Stories are spread which lead countless British people to believe that there is a complete suspension of civil rights in the United States; that all over America people are dragged in front of investigation committees, and if they are found guilty of having a communist or liberal affiliations are sent to prison and deprived of the right to earn their living, which last punishment is inflicted on the [innocent] also. For according to these stories the mere fact of appearing before an investigation committee is sufficient to put the most innocent person under a social ban, inflicted by a cowed community.

Two years later, in June 1955, West writes an even more defensive letter to the English author J.B. Priestley. She has never, she claims, defended McCarthy, not with “a single word.” Furthermore, at the time her articles appeared, McCarthy (whom she later describes as “a half-baked gorilla from the Middle West,” as if name-calling could set her on a higher moral footing) had only just become chairman of the Senate committee, and therefore she can’t be blamed for failing to denounce him. What’s more, she’s spent a great deal of time attacking McCarthy–only not in the press, but in private letters. Finally, she writes:
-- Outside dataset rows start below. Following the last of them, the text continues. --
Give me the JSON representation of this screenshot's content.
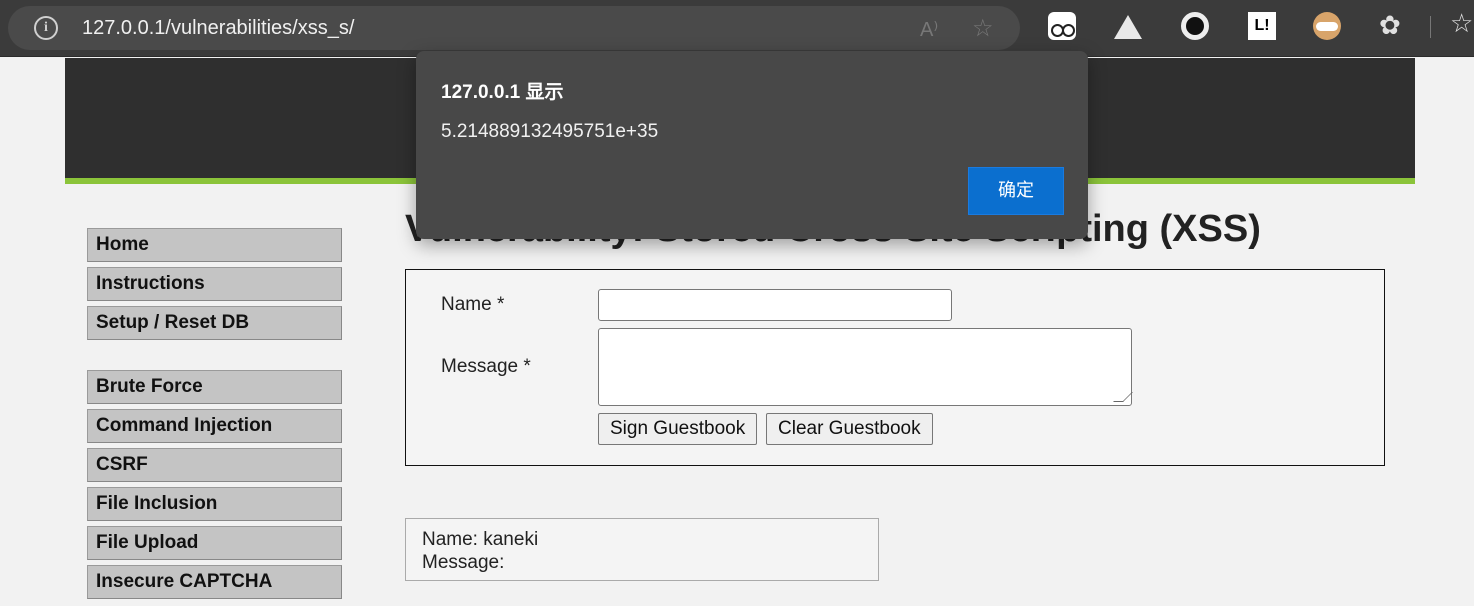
{
  "browser": {
    "url": "127.0.0.1/vulnerabilities/xss_s/",
    "read_aloud_glyph": "A⁾",
    "extensions": [
      "glasses-extension-icon",
      "triangle-extension-icon",
      "circle-extension-icon",
      "l-extension-icon",
      "owl-extension-icon",
      "puzzle-extensions-icon"
    ],
    "ext4_label": "L!"
  },
  "page": {
    "title": "Vulnerability: Stored Cross Site Scripting (XSS)",
    "menu_group1": [
      "Home",
      "Instructions",
      "Setup / Reset DB"
    ],
    "menu_group2": [
      "Brute Force",
      "Command Injection",
      "CSRF",
      "File Inclusion",
      "File Upload",
      "Insecure CAPTCHA"
    ],
    "form": {
      "name_label": "Name *",
      "message_label": "Message *",
      "name_value": "",
      "message_value": "",
      "sign_button": "Sign Guestbook",
      "clear_button": "Clear Guestbook"
    },
    "entry": {
      "name_line": "Name: kaneki",
      "message_line": "Message:"
    }
  },
  "dialog": {
    "title": "127.0.0.1 显示",
    "message": "5.214889132495751e+35",
    "ok_button": "确定"
  },
  "colors": {
    "accent_green": "#8bc43a",
    "header_dark": "#2f2f2f",
    "dialog_button_blue": "#0b6fcf"
  }
}
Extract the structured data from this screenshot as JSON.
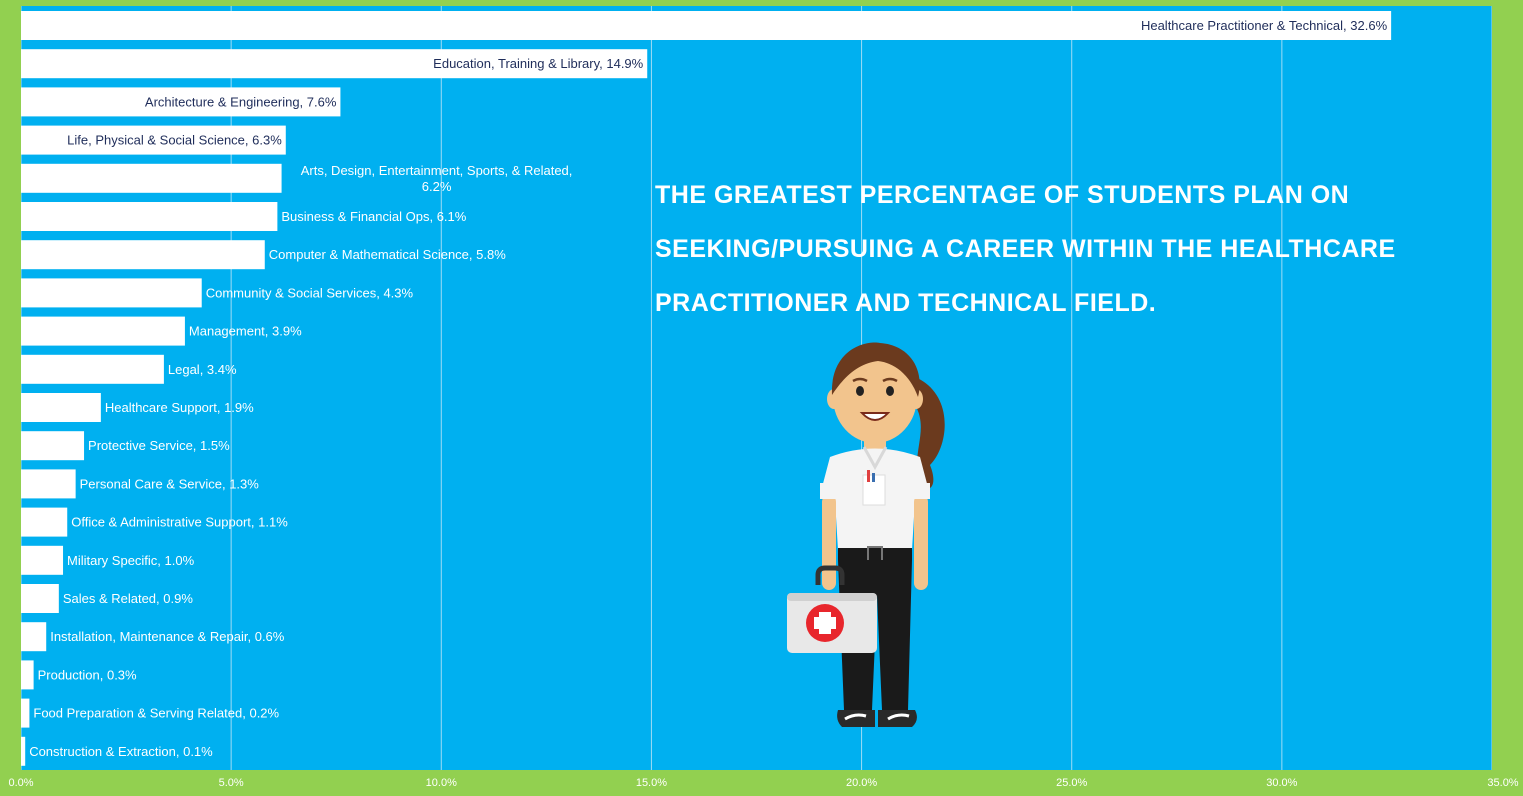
{
  "headline": "THE GREATEST PERCENTAGE OF STUDENTS PLAN ON SEEKING/PURSUING A CAREER WITHIN THE HEALTHCARE PRACTITIONER AND TECHNICAL FIELD.",
  "illustration": "nurse-with-first-aid-kit",
  "colors": {
    "background": "#92d050",
    "plot": "#00b0f0",
    "bar": "#ffffff",
    "label_dark": "#1f2d5a",
    "label_light": "#ffffff"
  },
  "chart_data": {
    "type": "bar",
    "orientation": "horizontal",
    "categories": [
      "Healthcare Practitioner & Technical",
      "Education, Training & Library",
      "Architecture & Engineering",
      "Life, Physical & Social Science",
      "Arts, Design, Entertainment, Sports, & Related",
      "Business & Financial Ops",
      "Computer & Mathematical Science",
      "Community & Social Services",
      "Management",
      "Legal",
      "Healthcare Support",
      "Protective Service",
      "Personal Care & Service",
      "Office & Administrative Support",
      "Military Specific",
      "Sales & Related",
      "Installation, Maintenance & Repair",
      "Production",
      "Food Preparation & Serving Related",
      "Construction & Extraction"
    ],
    "values": [
      32.6,
      14.9,
      7.6,
      6.3,
      6.2,
      6.1,
      5.8,
      4.3,
      3.9,
      3.4,
      1.9,
      1.5,
      1.3,
      1.1,
      1.0,
      0.9,
      0.6,
      0.3,
      0.2,
      0.1
    ],
    "data_labels": [
      "Healthcare Practitioner & Technical, 32.6%",
      "Education, Training & Library, 14.9%",
      "Architecture & Engineering, 7.6%",
      "Life, Physical & Social Science, 6.3%",
      "Arts, Design, Entertainment, Sports, & Related, 6.2%",
      "Business & Financial Ops, 6.1%",
      "Computer & Mathematical Science, 5.8%",
      "Community & Social Services, 4.3%",
      "Management, 3.9%",
      "Legal, 3.4%",
      "Healthcare Support, 1.9%",
      "Protective Service, 1.5%",
      "Personal Care & Service, 1.3%",
      "Office & Administrative Support, 1.1%",
      "Military Specific, 1.0%",
      "Sales & Related, 0.9%",
      "Installation, Maintenance & Repair, 0.6%",
      "Production, 0.3%",
      "Food Preparation & Serving Related, 0.2%",
      "Construction & Extraction, 0.1%"
    ],
    "x_ticks": [
      "0.0%",
      "5.0%",
      "10.0%",
      "15.0%",
      "20.0%",
      "25.0%",
      "30.0%",
      "35.0%"
    ],
    "xlim": [
      0,
      35
    ],
    "grid": true,
    "title": "",
    "xlabel": "",
    "ylabel": ""
  }
}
I am afraid that I am the last liberal left [!], and I must confess that my obstinate liberalism cannot approve of Communist civil servants packing the civil service with Communist Party members and getting them employment and promotion over the heads of non-Communists, nor in Communist trade unions that extend their power by thuggery, or in Communist school teachers who employ the sort of tactics (such as sending telegrams announcing falsely the death of a relative and making all night successions of telephone calls) which the teachers and students at Brooklyn College employed.
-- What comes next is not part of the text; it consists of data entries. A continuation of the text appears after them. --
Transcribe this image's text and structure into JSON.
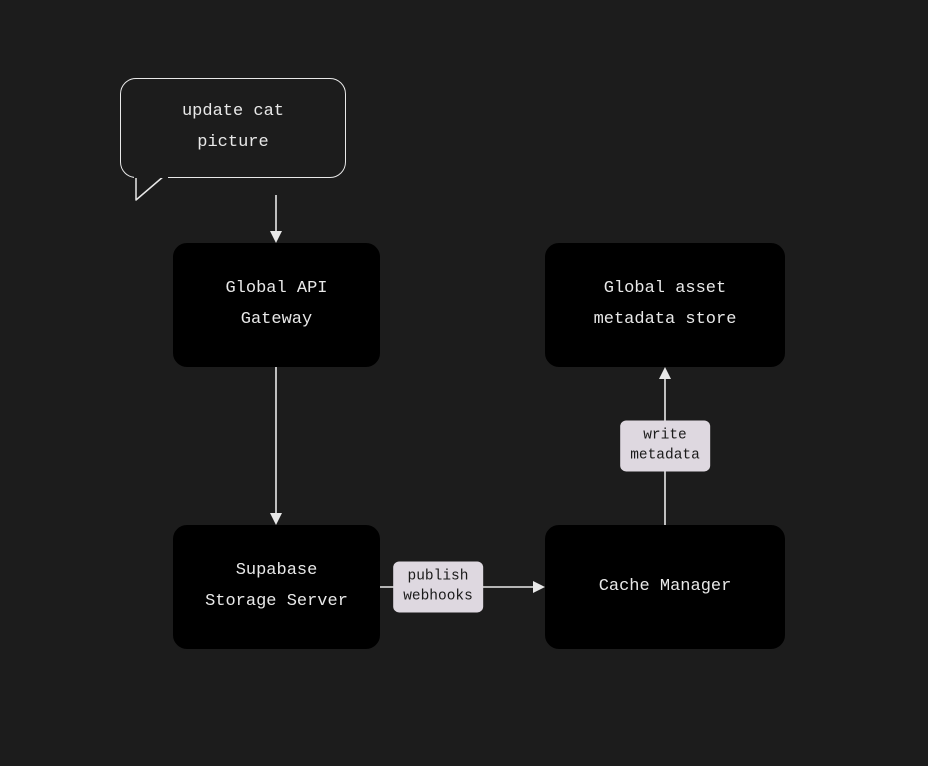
{
  "diagram": {
    "input_bubble": {
      "line1": "update cat",
      "line2": "picture"
    },
    "nodes": {
      "api_gateway": {
        "line1": "Global API",
        "line2": "Gateway"
      },
      "storage_server": {
        "line1": "Supabase",
        "line2": "Storage Server"
      },
      "cache_manager": {
        "line1": "Cache Manager"
      },
      "metadata_store": {
        "line1": "Global asset",
        "line2": "metadata store"
      }
    },
    "edges": {
      "publish_webhooks": {
        "line1": "publish",
        "line2": "webhooks"
      },
      "write_metadata": {
        "line1": "write",
        "line2": "metadata"
      }
    }
  }
}
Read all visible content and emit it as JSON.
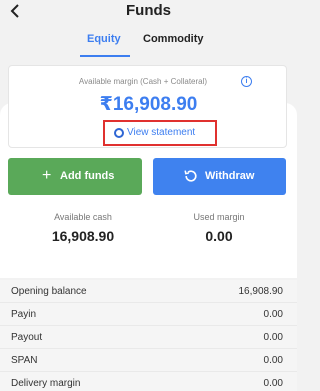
{
  "header": {
    "title": "Funds"
  },
  "tabs": [
    {
      "label": "Equity",
      "active": true
    },
    {
      "label": "Commodity",
      "active": false
    }
  ],
  "margin_card": {
    "label": "Available margin (Cash + Collateral)",
    "value": "₹16,908.90",
    "info_icon": "i",
    "view_statement_label": "View statement"
  },
  "actions": {
    "add_funds": {
      "label": "Add funds",
      "icon": "plus-icon",
      "glyph": "+"
    },
    "withdraw": {
      "label": "Withdraw",
      "icon": "refresh-icon"
    }
  },
  "summary": {
    "available_cash": {
      "label": "Available cash",
      "value": "16,908.90"
    },
    "used_margin": {
      "label": "Used margin",
      "value": "0.00"
    }
  },
  "breakdown": [
    {
      "label": "Opening balance",
      "value": "16,908.90"
    },
    {
      "label": "Payin",
      "value": "0.00"
    },
    {
      "label": "Payout",
      "value": "0.00"
    },
    {
      "label": "SPAN",
      "value": "0.00"
    },
    {
      "label": "Delivery margin",
      "value": "0.00"
    }
  ],
  "colors": {
    "accent": "#3d7ef0",
    "add_button": "#5aa959",
    "withdraw_button": "#3f82ef",
    "highlight_box": "#e0312f"
  }
}
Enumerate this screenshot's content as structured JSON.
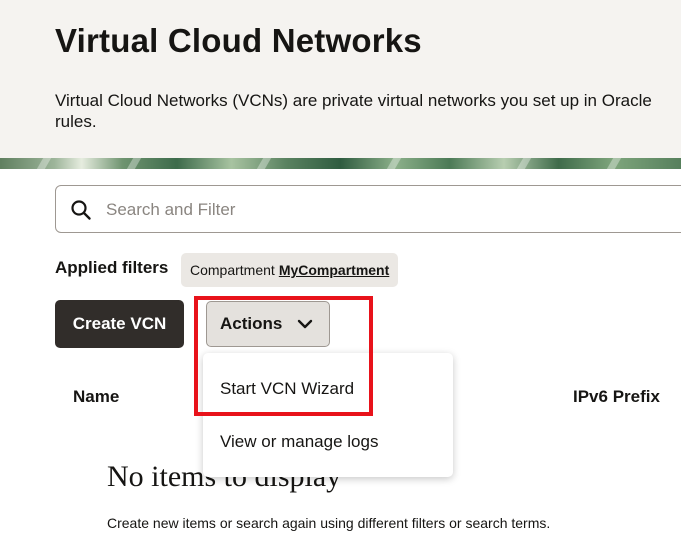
{
  "header": {
    "title": "Virtual Cloud Networks",
    "description": "Virtual Cloud Networks (VCNs) are private virtual networks you set up in Oracle rules."
  },
  "search": {
    "placeholder": "Search and Filter",
    "icon": "search-icon"
  },
  "filters": {
    "label": "Applied filters",
    "chip_key": "Compartment",
    "chip_value": "MyCompartment"
  },
  "toolbar": {
    "create_label": "Create VCN",
    "actions_label": "Actions"
  },
  "table": {
    "columns": [
      "Name",
      "IPv6 Prefix"
    ]
  },
  "actions_menu": {
    "items": [
      "Start VCN Wizard",
      "View or manage logs"
    ]
  },
  "empty_state": {
    "title": "No items to display",
    "message": "Create new items or search again using different filters or search terms."
  },
  "colors": {
    "primary_button": "#312d2a",
    "highlight": "#e8121a",
    "header_bg": "#f5f3f0"
  }
}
It is at this point that one wishes there had been something in the Selected Letters on the irony of West’s appearance in Warren Beatty’s 1981 film Reds–because one needs, at this point, some comic relief. Not surprisingly, Dame Rebecca praised Beatty to her last secretary, Diana Stainforth, for having the same quality she’d adored in H.G. Wells: In his presence, she had had his undivided attention, and never once had the sense that he was glancing over his shoulder looking for someone better. (Stainforth told me this in a telephone interview last summer.) This, when West was pushing 90.

Another treasure of this Selected Letters, and one that provides a provocative piece of the puzzle that became Dame Rebecca West, is the earliest group of letters, which most of us have never seen before. They begin with a precocious letter to the editor of the Scotsman, written when Cicily Isabel Fairfield was 14, and continue in a topical vein with two letters written at age 16 to her eldest sister, Letitia (addressed here as “Dear Cow”). In the letter to the editor, Cicily defends the National Women’s Social and Political Union (NWSPU) and married women’s right to work (her mother, Isabella, a pianist, was married but a lone working mother at this time). In the third letter, we find a portrait of the campaigner for women’s rights in action:
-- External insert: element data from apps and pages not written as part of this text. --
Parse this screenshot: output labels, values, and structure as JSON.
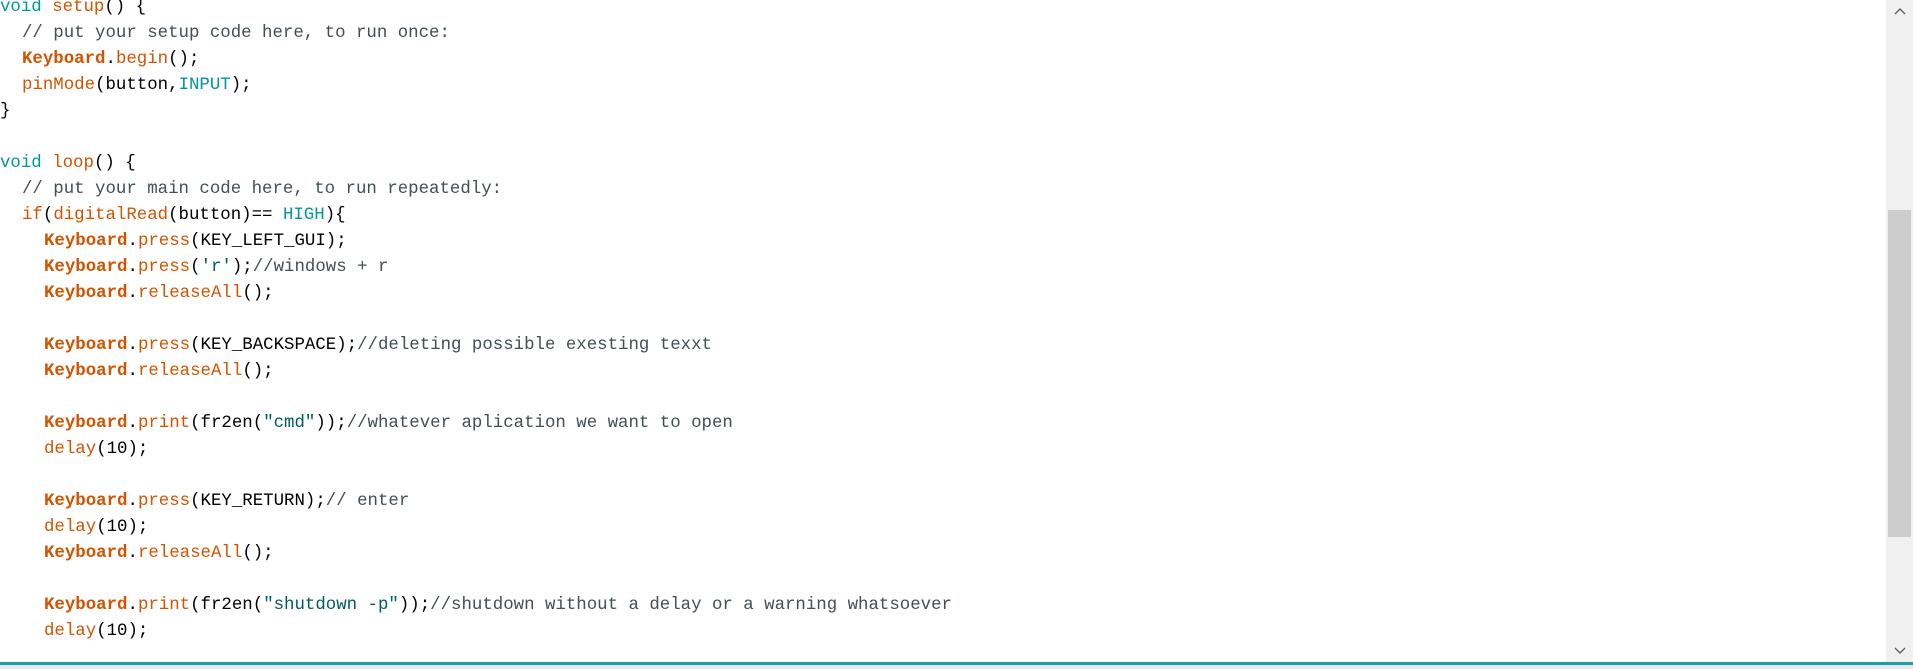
{
  "editor": {
    "lines": [
      {
        "indent": 0,
        "tokens": [
          {
            "t": "kw",
            "s": "void"
          },
          {
            "t": "txt",
            "s": " "
          },
          {
            "t": "fn",
            "s": "setup"
          },
          {
            "t": "p",
            "s": "() {"
          }
        ]
      },
      {
        "indent": 1,
        "tokens": [
          {
            "t": "cm",
            "s": "// put your setup code here, to run once:"
          }
        ]
      },
      {
        "indent": 1,
        "tokens": [
          {
            "t": "cls",
            "s": "Keyboard"
          },
          {
            "t": "p",
            "s": "."
          },
          {
            "t": "fn",
            "s": "begin"
          },
          {
            "t": "p",
            "s": "();"
          }
        ]
      },
      {
        "indent": 1,
        "tokens": [
          {
            "t": "fn",
            "s": "pinMode"
          },
          {
            "t": "p",
            "s": "(button,"
          },
          {
            "t": "kw",
            "s": "INPUT"
          },
          {
            "t": "p",
            "s": ");"
          }
        ]
      },
      {
        "indent": 0,
        "tokens": [
          {
            "t": "p",
            "s": "}"
          }
        ]
      },
      {
        "indent": 0,
        "tokens": []
      },
      {
        "indent": 0,
        "tokens": [
          {
            "t": "kw",
            "s": "void"
          },
          {
            "t": "txt",
            "s": " "
          },
          {
            "t": "fn",
            "s": "loop"
          },
          {
            "t": "p",
            "s": "() {"
          }
        ]
      },
      {
        "indent": 1,
        "tokens": [
          {
            "t": "cm",
            "s": "// put your main code here, to run repeatedly:"
          }
        ]
      },
      {
        "indent": 1,
        "tokens": [
          {
            "t": "fn",
            "s": "if"
          },
          {
            "t": "p",
            "s": "("
          },
          {
            "t": "fn",
            "s": "digitalRead"
          },
          {
            "t": "p",
            "s": "(button)== "
          },
          {
            "t": "kw",
            "s": "HIGH"
          },
          {
            "t": "p",
            "s": "){"
          }
        ]
      },
      {
        "indent": 2,
        "tokens": [
          {
            "t": "cls",
            "s": "Keyboard"
          },
          {
            "t": "p",
            "s": "."
          },
          {
            "t": "fn",
            "s": "press"
          },
          {
            "t": "p",
            "s": "(KEY_LEFT_GUI);"
          }
        ]
      },
      {
        "indent": 2,
        "tokens": [
          {
            "t": "cls",
            "s": "Keyboard"
          },
          {
            "t": "p",
            "s": "."
          },
          {
            "t": "fn",
            "s": "press"
          },
          {
            "t": "p",
            "s": "("
          },
          {
            "t": "str",
            "s": "'r'"
          },
          {
            "t": "p",
            "s": ");"
          },
          {
            "t": "cm",
            "s": "//windows + r"
          }
        ]
      },
      {
        "indent": 2,
        "tokens": [
          {
            "t": "cls",
            "s": "Keyboard"
          },
          {
            "t": "p",
            "s": "."
          },
          {
            "t": "fn",
            "s": "releaseAll"
          },
          {
            "t": "p",
            "s": "();"
          }
        ]
      },
      {
        "indent": 0,
        "tokens": []
      },
      {
        "indent": 2,
        "tokens": [
          {
            "t": "cls",
            "s": "Keyboard"
          },
          {
            "t": "p",
            "s": "."
          },
          {
            "t": "fn",
            "s": "press"
          },
          {
            "t": "p",
            "s": "(KEY_BACKSPACE);"
          },
          {
            "t": "cm",
            "s": "//deleting possible exesting texxt"
          }
        ]
      },
      {
        "indent": 2,
        "tokens": [
          {
            "t": "cls",
            "s": "Keyboard"
          },
          {
            "t": "p",
            "s": "."
          },
          {
            "t": "fn",
            "s": "releaseAll"
          },
          {
            "t": "p",
            "s": "();"
          }
        ]
      },
      {
        "indent": 0,
        "tokens": []
      },
      {
        "indent": 2,
        "tokens": [
          {
            "t": "cls",
            "s": "Keyboard"
          },
          {
            "t": "p",
            "s": "."
          },
          {
            "t": "fn",
            "s": "print"
          },
          {
            "t": "p",
            "s": "(fr2en("
          },
          {
            "t": "str",
            "s": "\"cmd\""
          },
          {
            "t": "p",
            "s": "));"
          },
          {
            "t": "cm",
            "s": "//whatever aplication we want to open"
          }
        ]
      },
      {
        "indent": 2,
        "tokens": [
          {
            "t": "fn",
            "s": "delay"
          },
          {
            "t": "p",
            "s": "(10);"
          }
        ]
      },
      {
        "indent": 0,
        "tokens": []
      },
      {
        "indent": 2,
        "tokens": [
          {
            "t": "cls",
            "s": "Keyboard"
          },
          {
            "t": "p",
            "s": "."
          },
          {
            "t": "fn",
            "s": "press"
          },
          {
            "t": "p",
            "s": "(KEY_RETURN);"
          },
          {
            "t": "cm",
            "s": "// enter"
          }
        ]
      },
      {
        "indent": 2,
        "tokens": [
          {
            "t": "fn",
            "s": "delay"
          },
          {
            "t": "p",
            "s": "(10);"
          }
        ]
      },
      {
        "indent": 2,
        "tokens": [
          {
            "t": "cls",
            "s": "Keyboard"
          },
          {
            "t": "p",
            "s": "."
          },
          {
            "t": "fn",
            "s": "releaseAll"
          },
          {
            "t": "p",
            "s": "();"
          }
        ]
      },
      {
        "indent": 0,
        "tokens": []
      },
      {
        "indent": 2,
        "tokens": [
          {
            "t": "cls",
            "s": "Keyboard"
          },
          {
            "t": "p",
            "s": "."
          },
          {
            "t": "fn",
            "s": "print"
          },
          {
            "t": "p",
            "s": "(fr2en("
          },
          {
            "t": "str",
            "s": "\"shutdown -p\""
          },
          {
            "t": "p",
            "s": "));"
          },
          {
            "t": "cm",
            "s": "//shutdown without a delay or a warning whatsoever"
          }
        ]
      },
      {
        "indent": 2,
        "tokens": [
          {
            "t": "fn",
            "s": "delay"
          },
          {
            "t": "p",
            "s": "(10);"
          }
        ]
      }
    ]
  },
  "scrollbar": {
    "up_icon": "chevron-up-icon",
    "down_icon": "chevron-down-icon",
    "scroll_position": 0.31,
    "visible_fraction": 0.53
  },
  "colors": {
    "keyword": "#00979c",
    "function": "#d35400",
    "string": "#005c5f",
    "comment": "#434f54",
    "accent": "#17a1a5"
  }
}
On Thursday I stood outside the poll at Forsyth Rd and shouted “Keep the Liberal out!” [meaning, as Scott explains in a note, maintain the right of the NWSPU to independent existence] I turned three votes on the doorstep, anyway. But the Liberal women are ghastly! They stood on the other side of the gate and shouted insults at us the whole time. I had five large Liberal ladies bearing down on me calling me a hooligan and a silly fool and other pretty names. One Liberal man tried to shake me and hurt me, much to their delight; but the police man settled all that.

We had some very queer experiences…. I was selling p[ost].c[ard].s at one of our largest meetings when a wild eyes [sic] individual rushed up and thrust half a sovereign in florins into my hand and said “That is for your picture post card, madame!” I blushed and declined the compliment, and rushed away. Outside the poll one of the Liberal agents addressed me thusly–“Stop shouting my dear, and come and have some tea in town!” I didn’t!

Cicily Fairfield’s early political conviction, tied up in a letter signed “Your affectionate Baby,” is the conflicted prototype, I would say, for the woman from a straitened childhood who ultimately became Commander of the Order of the British Empire, the pseudonymous but not inauthentic Dame Rebecca West.